Element data from apps and pages

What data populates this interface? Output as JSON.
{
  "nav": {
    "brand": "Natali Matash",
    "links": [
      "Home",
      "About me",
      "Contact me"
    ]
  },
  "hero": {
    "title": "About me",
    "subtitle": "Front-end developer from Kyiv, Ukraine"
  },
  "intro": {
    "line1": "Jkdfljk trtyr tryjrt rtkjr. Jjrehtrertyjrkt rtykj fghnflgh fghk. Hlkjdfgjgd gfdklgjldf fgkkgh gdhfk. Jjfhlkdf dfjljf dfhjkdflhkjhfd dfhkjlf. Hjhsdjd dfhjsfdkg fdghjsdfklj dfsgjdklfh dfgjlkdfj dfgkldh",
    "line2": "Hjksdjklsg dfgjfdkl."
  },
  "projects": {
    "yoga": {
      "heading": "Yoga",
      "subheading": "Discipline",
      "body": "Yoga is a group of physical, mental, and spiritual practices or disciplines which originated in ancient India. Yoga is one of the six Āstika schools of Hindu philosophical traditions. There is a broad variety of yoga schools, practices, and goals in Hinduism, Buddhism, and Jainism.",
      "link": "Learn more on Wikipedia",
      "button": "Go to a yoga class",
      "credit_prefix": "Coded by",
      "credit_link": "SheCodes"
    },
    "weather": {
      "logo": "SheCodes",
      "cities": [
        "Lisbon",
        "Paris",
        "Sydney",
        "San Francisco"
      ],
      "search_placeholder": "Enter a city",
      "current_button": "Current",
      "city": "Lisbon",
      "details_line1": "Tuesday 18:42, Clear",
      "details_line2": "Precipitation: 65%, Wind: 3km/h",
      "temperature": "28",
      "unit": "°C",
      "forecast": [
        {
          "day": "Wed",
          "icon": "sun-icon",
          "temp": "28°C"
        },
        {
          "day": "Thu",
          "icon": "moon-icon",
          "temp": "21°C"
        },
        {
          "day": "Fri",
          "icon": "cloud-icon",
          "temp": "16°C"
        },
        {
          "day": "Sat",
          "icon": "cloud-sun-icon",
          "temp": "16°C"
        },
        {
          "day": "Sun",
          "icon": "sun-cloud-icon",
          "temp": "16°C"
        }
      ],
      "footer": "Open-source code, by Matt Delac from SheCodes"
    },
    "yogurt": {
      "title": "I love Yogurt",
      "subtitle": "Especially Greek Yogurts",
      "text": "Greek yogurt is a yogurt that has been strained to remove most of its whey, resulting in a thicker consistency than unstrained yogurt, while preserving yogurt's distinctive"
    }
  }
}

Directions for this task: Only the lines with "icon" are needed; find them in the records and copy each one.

Written solution:
          "icon": "sun-icon",
          "icon": "moon-icon",
          "icon": "cloud-icon",
          "icon": "cloud-sun-icon",
          "icon": "sun-cloud-icon",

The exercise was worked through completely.